SWITZERLAND, JULY 15 – The United States government on Tuesday rescinded its controversial decision to deny visas to foreign students taking courses online due to coronavirus pandemic.
Harvard and MIT, with the support of several institutions, had taken legal action against the move that US Immigration and Customs Enforcement announced on July 6.
In a brief hearing, Judge Allison Burroughs said, “The government has agreed to rescind the decision as well as any implementation of the directive.”
Earlier this month, Harvard and MIT had asked the court to stymie the order announced by ICE that students must leave the country if their classes are only online, or transfer to a school offering in-person tuition.
The measure was seen as a move by President Donald Trump administration to put pressure on educational institutions that are adopting a cautious approach to reopening amid the global COVID-19 pandemic.

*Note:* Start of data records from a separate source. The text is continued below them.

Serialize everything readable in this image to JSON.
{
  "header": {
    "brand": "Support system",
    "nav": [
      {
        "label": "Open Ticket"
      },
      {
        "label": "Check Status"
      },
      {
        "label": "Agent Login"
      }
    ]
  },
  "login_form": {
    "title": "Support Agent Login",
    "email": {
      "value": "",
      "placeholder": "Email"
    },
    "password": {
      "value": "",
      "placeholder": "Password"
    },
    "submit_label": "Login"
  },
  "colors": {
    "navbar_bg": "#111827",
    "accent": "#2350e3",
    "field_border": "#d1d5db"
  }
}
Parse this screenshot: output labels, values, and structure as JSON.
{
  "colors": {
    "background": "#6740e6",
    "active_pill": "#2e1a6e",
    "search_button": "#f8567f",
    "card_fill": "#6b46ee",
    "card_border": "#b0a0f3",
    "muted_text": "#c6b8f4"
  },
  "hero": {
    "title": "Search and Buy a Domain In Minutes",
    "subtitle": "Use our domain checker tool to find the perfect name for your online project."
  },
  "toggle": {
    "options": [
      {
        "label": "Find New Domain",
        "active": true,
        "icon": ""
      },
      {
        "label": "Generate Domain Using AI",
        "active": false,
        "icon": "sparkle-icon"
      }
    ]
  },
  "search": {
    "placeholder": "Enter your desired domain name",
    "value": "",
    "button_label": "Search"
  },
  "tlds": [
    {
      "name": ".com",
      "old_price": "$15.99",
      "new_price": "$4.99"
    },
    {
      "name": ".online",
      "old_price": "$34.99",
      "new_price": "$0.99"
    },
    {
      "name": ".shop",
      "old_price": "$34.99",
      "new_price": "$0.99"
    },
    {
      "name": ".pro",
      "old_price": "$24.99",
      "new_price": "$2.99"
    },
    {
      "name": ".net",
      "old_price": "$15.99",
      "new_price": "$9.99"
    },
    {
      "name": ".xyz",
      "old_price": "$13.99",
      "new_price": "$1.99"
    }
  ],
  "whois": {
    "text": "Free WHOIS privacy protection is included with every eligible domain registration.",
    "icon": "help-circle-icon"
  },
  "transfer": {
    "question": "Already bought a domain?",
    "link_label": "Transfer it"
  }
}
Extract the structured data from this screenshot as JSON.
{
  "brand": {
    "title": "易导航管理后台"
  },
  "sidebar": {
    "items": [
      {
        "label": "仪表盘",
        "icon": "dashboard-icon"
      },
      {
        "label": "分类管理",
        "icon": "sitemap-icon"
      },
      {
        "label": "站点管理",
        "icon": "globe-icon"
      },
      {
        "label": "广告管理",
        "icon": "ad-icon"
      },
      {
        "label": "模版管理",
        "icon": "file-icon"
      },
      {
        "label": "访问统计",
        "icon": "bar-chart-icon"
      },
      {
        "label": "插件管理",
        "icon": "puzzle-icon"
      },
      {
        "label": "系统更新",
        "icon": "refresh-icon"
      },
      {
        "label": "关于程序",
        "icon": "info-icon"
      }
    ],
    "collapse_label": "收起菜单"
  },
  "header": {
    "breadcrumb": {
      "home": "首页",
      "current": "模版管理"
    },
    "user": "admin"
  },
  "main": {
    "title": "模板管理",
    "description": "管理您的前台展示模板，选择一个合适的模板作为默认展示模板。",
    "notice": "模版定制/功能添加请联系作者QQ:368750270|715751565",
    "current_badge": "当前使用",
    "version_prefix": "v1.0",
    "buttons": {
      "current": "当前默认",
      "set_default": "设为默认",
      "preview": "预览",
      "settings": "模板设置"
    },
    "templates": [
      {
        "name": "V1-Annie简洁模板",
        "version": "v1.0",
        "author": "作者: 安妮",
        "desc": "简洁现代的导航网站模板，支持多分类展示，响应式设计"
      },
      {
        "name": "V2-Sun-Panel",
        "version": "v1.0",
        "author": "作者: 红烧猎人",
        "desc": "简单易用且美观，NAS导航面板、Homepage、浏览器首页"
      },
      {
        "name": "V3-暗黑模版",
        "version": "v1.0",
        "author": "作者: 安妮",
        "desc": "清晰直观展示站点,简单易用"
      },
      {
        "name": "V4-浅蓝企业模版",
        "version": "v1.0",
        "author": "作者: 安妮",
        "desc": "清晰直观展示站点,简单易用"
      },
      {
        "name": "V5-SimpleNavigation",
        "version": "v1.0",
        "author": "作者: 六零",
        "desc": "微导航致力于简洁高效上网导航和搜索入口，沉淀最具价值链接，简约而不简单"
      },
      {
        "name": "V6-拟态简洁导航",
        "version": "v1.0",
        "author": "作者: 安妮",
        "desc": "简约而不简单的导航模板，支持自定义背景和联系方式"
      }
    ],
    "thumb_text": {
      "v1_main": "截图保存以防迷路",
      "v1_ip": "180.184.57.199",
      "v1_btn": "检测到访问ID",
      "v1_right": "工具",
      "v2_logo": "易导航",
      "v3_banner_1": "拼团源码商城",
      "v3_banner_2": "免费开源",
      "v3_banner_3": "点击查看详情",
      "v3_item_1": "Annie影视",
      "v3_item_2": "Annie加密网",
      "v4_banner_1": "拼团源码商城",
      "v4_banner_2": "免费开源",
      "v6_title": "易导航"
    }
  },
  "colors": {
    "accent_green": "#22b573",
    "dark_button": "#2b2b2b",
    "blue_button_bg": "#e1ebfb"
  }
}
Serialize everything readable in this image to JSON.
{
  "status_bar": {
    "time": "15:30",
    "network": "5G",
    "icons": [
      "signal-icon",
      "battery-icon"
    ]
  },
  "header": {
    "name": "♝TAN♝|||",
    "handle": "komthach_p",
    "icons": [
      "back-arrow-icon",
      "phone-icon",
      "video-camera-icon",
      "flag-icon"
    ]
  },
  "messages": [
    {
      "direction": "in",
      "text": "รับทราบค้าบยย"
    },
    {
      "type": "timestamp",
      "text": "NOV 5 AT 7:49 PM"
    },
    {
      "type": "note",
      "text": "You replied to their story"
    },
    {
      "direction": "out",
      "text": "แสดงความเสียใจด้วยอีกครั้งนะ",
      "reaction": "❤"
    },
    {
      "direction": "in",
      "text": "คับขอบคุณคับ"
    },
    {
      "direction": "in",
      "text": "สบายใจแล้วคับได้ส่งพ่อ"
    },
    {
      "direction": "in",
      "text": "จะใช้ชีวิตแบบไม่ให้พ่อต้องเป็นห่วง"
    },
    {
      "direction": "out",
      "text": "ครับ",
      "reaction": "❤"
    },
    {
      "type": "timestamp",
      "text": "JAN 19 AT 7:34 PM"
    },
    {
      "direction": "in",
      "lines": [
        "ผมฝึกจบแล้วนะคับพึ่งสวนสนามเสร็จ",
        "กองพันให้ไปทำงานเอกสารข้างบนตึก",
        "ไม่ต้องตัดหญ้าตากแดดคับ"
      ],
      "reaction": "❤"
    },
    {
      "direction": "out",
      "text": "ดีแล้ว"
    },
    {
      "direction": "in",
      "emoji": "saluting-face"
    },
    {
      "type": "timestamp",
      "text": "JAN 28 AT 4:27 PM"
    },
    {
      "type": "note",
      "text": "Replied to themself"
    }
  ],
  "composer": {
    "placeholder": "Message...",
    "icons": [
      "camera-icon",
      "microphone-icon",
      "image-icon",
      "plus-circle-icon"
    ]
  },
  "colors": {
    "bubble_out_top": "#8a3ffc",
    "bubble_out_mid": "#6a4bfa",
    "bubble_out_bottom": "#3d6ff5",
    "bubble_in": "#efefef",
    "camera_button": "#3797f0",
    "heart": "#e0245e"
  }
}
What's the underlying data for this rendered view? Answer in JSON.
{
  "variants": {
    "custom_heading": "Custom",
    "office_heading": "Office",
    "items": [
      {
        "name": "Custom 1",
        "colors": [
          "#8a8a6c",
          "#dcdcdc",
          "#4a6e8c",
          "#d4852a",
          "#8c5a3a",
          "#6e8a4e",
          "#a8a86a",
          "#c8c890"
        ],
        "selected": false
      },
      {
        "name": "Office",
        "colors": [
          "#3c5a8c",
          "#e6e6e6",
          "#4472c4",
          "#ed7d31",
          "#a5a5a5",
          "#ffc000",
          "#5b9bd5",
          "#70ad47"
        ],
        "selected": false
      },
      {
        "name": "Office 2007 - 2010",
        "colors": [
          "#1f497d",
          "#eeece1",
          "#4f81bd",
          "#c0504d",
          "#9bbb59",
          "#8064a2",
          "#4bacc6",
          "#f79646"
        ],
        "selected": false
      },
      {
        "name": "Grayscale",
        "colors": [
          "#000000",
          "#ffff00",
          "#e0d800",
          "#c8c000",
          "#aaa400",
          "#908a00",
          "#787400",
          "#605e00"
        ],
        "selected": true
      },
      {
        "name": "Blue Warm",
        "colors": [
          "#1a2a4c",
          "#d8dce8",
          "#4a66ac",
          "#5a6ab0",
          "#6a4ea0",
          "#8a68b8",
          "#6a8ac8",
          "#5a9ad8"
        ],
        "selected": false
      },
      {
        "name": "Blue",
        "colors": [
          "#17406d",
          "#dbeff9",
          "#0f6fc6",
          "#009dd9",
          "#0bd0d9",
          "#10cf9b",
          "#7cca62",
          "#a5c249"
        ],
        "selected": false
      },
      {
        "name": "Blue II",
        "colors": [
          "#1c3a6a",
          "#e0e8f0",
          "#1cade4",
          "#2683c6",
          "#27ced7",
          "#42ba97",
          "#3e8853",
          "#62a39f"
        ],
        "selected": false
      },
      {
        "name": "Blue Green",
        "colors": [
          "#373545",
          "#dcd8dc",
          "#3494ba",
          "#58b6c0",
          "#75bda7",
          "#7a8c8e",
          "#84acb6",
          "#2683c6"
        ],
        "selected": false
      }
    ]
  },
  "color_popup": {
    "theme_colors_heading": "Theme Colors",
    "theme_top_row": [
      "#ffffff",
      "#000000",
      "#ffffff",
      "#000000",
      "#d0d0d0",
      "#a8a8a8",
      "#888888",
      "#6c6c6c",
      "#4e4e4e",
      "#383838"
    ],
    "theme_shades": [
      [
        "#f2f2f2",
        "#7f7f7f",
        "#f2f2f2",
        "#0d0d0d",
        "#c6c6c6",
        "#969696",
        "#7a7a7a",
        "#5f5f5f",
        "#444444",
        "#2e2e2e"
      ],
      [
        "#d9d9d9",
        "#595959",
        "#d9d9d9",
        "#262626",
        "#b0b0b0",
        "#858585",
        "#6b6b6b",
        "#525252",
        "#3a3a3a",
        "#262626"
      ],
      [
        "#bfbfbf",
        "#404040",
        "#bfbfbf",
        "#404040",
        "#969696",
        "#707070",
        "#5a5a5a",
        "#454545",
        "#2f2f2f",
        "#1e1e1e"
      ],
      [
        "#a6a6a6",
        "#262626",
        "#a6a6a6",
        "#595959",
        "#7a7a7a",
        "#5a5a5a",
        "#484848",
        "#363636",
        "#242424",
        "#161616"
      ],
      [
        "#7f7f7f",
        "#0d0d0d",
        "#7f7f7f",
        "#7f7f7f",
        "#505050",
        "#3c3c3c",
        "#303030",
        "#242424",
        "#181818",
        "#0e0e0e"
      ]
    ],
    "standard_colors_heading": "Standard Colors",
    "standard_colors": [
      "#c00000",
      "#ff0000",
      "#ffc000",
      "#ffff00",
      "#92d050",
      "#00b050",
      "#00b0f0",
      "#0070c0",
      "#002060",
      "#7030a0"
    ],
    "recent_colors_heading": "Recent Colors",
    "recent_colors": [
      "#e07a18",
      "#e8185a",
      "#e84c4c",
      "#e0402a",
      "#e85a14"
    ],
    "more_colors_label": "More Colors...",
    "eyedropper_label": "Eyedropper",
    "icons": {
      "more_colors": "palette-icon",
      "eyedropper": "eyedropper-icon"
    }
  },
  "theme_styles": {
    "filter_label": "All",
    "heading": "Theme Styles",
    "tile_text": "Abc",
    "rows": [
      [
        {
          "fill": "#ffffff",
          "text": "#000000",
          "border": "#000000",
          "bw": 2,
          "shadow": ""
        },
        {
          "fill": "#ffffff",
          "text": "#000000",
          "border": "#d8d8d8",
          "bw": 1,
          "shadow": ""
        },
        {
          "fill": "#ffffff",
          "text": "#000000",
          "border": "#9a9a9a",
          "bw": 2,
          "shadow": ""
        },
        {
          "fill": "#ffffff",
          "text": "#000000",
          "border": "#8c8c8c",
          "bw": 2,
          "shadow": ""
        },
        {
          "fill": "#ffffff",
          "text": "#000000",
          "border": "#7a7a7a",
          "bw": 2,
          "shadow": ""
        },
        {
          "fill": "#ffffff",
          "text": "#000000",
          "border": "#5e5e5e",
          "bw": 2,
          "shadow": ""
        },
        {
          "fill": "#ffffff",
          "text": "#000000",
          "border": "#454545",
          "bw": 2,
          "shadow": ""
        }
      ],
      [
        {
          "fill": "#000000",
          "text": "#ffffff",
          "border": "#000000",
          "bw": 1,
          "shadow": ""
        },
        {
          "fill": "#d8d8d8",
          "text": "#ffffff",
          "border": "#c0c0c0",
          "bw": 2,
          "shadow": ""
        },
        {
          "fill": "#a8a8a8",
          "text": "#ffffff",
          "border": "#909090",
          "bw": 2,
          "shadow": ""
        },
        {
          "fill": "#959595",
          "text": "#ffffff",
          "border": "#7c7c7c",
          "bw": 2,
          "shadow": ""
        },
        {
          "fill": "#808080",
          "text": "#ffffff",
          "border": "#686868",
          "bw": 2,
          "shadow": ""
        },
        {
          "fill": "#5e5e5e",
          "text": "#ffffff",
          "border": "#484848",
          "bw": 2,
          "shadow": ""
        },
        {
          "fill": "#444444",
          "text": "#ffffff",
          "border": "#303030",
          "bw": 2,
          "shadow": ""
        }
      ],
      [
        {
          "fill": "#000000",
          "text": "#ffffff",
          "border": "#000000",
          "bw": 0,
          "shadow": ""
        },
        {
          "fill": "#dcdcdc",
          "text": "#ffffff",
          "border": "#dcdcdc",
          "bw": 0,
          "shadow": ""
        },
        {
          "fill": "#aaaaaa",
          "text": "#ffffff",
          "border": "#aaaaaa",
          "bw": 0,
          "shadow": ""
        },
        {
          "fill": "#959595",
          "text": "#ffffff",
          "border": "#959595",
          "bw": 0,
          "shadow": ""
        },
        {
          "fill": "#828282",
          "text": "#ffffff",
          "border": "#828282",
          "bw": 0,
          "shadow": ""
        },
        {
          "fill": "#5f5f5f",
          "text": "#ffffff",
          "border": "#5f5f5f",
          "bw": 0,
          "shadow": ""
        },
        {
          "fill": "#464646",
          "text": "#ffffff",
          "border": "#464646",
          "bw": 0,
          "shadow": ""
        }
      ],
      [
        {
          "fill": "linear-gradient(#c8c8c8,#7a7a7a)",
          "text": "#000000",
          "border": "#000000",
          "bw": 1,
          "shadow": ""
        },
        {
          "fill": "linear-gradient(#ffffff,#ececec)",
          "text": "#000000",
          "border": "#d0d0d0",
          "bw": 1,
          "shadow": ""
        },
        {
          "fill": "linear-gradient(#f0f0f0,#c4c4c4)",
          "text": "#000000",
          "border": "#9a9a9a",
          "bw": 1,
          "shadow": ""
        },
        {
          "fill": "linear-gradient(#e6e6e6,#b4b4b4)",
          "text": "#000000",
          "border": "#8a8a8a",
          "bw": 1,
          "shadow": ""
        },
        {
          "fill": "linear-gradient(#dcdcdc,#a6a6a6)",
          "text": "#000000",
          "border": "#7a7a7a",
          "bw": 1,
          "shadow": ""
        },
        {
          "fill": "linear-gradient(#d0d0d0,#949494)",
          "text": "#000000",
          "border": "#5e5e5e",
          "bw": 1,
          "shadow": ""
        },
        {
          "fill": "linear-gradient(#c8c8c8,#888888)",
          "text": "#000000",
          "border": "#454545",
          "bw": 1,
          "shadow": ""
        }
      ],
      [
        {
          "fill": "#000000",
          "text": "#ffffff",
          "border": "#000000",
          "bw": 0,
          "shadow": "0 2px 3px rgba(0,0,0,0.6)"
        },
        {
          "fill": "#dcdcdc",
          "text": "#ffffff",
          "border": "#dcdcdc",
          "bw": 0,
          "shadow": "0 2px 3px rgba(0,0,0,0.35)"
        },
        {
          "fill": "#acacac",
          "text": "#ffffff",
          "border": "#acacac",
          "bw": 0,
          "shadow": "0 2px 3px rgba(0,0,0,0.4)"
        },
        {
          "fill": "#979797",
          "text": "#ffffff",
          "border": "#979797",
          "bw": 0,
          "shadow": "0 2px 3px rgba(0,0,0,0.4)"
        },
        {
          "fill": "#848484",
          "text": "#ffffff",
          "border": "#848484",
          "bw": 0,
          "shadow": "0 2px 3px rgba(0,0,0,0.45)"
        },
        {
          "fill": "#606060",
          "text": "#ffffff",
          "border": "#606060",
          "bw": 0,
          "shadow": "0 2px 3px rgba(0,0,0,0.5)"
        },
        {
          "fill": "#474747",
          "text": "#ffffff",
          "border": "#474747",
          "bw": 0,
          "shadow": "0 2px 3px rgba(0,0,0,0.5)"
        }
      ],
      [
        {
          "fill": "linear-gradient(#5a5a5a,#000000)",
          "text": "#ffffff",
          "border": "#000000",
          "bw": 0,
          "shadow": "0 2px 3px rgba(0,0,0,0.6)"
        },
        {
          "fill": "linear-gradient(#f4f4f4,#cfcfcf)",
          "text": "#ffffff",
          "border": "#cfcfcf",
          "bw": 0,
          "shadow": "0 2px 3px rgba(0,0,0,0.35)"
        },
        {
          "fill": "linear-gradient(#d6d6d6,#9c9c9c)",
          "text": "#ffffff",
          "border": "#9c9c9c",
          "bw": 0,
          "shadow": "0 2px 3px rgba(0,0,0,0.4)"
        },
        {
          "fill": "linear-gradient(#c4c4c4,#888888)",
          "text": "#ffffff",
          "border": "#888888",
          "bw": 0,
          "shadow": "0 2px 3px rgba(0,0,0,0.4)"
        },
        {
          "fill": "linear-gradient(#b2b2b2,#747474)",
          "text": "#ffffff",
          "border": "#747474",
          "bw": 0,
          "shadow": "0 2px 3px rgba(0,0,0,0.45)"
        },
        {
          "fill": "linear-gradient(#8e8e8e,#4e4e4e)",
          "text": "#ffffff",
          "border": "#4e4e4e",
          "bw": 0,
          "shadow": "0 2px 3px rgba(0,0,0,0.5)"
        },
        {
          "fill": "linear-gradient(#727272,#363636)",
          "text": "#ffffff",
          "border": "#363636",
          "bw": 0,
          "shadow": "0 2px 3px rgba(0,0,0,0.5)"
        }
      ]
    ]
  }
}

In their lawsuits, the universities stated that the order would harm students “immensely,” both personally and financially.
The order was described as “arbitrary and capricious,” adding that it threw US higher education “into chaos” as over one million international students currently reside in the US.
Expressing its joy over the development, the University of Southern California in a statement said, “We are thrilled that the government backed down.
“Our international students are a vital part of the USC community, and they deserve the right to continue their education without risk of deportation.”
Most US colleges and universities have not yet announced their plans for the fall semester but Harvard has said all its classes for the 2020-21 academic year will be conducted online “with rare exceptions.”
The court, however, did not provide any reason for the Trump administration’s flip, and the president did not immediately react on Tuesday.